The majority and minority leader of the House are both saying "California's veterans are not to blame for being mistakenly overpaid, after a Los Angeles Times story revealed that officials are trying to claw back millions in bonuses from California National Guardsmen. House Majority Leader Kevin McCarthy called the efforts to recoup the money 'disgraceful,' and asked for the Department of Defense to waive the repayments soldiers would be forced to make if they inappropriately received re-enlistment bonuses for the wars in Iraq and Afghanistan." Minority Leader Nancy Pelosi said she's looking for a "legislative fix" in the lame-duck session.
A new Investor’s Business Daily/TechnoMetrica Market Intelligence poll shows Hillary Clinton and Donald Trump each earning 41% support. On the one hand, the poll has been skewing in Trump's favor this year, relative to other polls. But on the other, data guru Nate Silver called the IBD/TIPP poll the most accurate in 2012.
Hillary Clinton leads Donald Trump by 12 percentage points among likely voters, 50 to 38 percent, in a new ABC News tracking poll, "her highest support and his lowest to date in ABC News and ABC News/Washington Post polls. Gary Johnson has 5 percent support, Jill Stein 2 percent. Clinton led by only four points in the last ABC/Post poll on Oct. 13.

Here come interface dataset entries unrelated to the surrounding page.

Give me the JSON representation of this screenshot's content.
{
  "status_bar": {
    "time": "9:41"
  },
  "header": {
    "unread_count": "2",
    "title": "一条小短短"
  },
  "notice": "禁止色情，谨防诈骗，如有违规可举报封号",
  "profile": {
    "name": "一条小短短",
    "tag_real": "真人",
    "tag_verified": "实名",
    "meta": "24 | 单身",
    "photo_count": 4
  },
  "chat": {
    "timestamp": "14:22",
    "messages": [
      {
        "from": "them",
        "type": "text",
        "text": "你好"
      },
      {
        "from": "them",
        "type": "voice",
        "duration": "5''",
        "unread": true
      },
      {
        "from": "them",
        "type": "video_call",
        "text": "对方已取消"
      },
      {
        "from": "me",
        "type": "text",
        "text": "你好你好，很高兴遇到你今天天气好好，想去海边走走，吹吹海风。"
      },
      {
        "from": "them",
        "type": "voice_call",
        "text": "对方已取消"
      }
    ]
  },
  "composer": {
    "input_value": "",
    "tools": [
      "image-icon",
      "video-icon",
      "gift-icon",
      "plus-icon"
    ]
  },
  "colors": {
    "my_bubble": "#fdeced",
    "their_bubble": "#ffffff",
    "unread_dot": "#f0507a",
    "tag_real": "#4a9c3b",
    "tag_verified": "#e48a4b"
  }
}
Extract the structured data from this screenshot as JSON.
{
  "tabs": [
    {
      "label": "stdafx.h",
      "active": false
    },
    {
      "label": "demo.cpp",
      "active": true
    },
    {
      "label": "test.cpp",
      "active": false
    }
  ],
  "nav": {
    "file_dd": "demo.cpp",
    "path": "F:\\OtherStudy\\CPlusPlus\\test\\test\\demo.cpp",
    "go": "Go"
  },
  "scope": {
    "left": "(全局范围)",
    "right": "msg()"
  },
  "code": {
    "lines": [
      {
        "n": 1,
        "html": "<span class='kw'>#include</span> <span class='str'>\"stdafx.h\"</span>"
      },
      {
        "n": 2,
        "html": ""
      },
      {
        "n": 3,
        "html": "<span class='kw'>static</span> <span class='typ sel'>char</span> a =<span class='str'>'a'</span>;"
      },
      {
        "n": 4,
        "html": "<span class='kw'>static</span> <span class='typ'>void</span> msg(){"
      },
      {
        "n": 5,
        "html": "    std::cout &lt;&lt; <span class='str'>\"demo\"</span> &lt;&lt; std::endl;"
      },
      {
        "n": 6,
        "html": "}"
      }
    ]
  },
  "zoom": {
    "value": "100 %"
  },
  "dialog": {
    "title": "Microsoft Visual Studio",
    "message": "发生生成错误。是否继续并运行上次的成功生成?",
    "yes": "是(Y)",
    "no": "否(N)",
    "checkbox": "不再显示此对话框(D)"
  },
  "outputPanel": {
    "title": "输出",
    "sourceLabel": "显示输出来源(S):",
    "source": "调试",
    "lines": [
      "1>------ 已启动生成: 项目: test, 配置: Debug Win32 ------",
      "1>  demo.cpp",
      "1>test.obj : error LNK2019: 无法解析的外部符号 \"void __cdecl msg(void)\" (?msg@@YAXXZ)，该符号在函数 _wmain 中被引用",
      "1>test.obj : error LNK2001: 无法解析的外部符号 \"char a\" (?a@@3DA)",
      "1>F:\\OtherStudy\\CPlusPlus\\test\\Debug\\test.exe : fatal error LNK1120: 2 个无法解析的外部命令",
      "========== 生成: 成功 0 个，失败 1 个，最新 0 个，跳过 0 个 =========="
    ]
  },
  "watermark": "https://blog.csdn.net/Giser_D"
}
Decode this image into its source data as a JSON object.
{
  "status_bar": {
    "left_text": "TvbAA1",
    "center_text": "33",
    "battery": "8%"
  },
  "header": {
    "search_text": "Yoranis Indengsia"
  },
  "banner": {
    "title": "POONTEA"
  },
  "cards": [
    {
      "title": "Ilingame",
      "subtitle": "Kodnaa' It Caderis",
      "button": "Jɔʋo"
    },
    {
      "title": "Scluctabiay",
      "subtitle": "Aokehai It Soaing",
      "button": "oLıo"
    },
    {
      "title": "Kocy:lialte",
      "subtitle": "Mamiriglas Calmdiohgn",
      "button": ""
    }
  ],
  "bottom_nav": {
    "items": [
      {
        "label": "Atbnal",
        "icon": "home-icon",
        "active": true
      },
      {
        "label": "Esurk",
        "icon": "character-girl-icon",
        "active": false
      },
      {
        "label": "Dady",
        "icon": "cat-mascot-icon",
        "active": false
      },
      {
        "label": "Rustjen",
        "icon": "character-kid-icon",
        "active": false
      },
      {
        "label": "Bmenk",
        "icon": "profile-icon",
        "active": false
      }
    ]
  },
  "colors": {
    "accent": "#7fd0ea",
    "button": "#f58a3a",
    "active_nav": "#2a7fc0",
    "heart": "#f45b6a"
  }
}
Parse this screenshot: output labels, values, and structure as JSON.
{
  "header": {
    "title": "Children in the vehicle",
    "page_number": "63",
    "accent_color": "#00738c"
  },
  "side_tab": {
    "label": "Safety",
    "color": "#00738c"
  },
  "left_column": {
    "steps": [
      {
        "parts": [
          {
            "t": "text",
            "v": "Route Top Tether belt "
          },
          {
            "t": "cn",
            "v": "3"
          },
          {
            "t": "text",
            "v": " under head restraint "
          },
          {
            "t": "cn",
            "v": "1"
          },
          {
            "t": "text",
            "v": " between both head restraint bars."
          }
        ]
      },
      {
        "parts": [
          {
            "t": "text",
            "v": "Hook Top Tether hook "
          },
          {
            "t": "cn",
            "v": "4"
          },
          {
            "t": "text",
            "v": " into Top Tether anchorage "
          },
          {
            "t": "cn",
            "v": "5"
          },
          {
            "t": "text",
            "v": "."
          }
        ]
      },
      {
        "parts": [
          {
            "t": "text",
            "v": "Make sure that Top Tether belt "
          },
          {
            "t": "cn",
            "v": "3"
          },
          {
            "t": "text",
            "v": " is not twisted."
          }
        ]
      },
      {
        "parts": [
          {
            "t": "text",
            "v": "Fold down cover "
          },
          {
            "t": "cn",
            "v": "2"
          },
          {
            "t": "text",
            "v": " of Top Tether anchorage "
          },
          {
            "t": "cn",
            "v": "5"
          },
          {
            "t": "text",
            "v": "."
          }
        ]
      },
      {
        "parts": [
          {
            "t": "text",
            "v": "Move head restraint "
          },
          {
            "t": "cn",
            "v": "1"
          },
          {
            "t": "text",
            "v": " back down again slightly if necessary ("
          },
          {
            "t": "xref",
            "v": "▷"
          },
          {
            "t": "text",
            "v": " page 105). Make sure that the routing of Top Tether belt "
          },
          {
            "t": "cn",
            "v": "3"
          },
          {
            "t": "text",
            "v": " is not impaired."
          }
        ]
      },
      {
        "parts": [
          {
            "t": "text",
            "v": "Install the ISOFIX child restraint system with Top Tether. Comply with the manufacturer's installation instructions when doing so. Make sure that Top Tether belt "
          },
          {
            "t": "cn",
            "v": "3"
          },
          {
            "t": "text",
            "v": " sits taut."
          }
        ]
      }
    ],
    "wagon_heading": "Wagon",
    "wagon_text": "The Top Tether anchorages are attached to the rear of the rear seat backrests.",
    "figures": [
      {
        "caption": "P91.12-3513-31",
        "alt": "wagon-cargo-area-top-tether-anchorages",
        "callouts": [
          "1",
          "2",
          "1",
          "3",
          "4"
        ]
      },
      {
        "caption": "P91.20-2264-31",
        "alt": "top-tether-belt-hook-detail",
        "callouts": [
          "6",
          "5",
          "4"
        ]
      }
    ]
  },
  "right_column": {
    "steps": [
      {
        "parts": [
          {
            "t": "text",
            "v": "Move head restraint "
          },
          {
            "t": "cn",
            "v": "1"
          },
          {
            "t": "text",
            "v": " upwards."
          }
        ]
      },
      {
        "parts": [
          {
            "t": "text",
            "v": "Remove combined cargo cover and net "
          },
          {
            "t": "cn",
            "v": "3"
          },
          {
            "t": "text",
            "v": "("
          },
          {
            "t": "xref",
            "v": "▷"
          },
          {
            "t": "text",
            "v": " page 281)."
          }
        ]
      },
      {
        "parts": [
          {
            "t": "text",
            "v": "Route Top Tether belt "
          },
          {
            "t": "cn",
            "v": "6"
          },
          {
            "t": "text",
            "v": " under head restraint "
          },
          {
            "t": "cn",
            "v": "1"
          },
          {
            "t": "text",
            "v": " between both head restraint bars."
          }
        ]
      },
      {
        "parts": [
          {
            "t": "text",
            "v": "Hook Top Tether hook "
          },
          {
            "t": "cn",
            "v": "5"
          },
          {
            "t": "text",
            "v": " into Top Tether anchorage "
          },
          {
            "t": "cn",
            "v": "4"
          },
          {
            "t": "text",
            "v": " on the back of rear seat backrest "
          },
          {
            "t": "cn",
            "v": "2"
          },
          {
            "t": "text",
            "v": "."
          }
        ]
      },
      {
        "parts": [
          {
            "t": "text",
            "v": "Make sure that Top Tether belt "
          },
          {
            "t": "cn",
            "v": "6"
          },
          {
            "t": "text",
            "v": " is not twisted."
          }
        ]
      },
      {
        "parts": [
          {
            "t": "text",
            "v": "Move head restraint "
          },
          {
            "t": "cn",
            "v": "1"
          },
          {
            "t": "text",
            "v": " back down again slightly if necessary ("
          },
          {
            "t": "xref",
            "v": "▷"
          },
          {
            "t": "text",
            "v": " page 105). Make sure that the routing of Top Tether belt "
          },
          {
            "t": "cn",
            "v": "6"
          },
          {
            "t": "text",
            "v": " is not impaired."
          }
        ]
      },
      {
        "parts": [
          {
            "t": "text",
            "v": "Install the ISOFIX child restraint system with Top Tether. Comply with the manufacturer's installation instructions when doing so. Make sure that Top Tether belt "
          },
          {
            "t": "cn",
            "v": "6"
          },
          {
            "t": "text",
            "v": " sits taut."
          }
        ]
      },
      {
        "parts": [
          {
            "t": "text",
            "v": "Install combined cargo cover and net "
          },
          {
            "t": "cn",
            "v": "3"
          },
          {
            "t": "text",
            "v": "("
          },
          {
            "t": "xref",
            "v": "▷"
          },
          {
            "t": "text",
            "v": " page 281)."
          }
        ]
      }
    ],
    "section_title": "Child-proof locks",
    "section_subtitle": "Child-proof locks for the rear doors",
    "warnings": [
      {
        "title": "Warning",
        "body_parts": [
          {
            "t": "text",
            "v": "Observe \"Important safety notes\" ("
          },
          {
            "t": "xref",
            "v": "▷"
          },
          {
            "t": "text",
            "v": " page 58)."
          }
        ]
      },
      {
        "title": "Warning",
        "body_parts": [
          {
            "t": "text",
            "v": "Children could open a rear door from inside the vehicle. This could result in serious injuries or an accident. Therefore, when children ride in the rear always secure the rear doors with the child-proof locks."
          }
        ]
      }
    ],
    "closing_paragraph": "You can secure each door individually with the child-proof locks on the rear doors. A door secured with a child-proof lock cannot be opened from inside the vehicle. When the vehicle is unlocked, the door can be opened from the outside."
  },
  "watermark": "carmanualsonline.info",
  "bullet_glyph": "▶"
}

"According to a new POLITICO/Morning Consult poll, the first national post-debate survey, 43 percent of registered voters said the Democratic candidate won, compared with 26 percent who opted for the Republican Party’s standard bearer. Her 6-point lead over Trump among likely voters is unchanged from our previous survey: Clinton still leads Trump 42 percent to 36 percent in the race for the White House, with Libertarian nominee Gary Johnson taking 9 percent of the vote."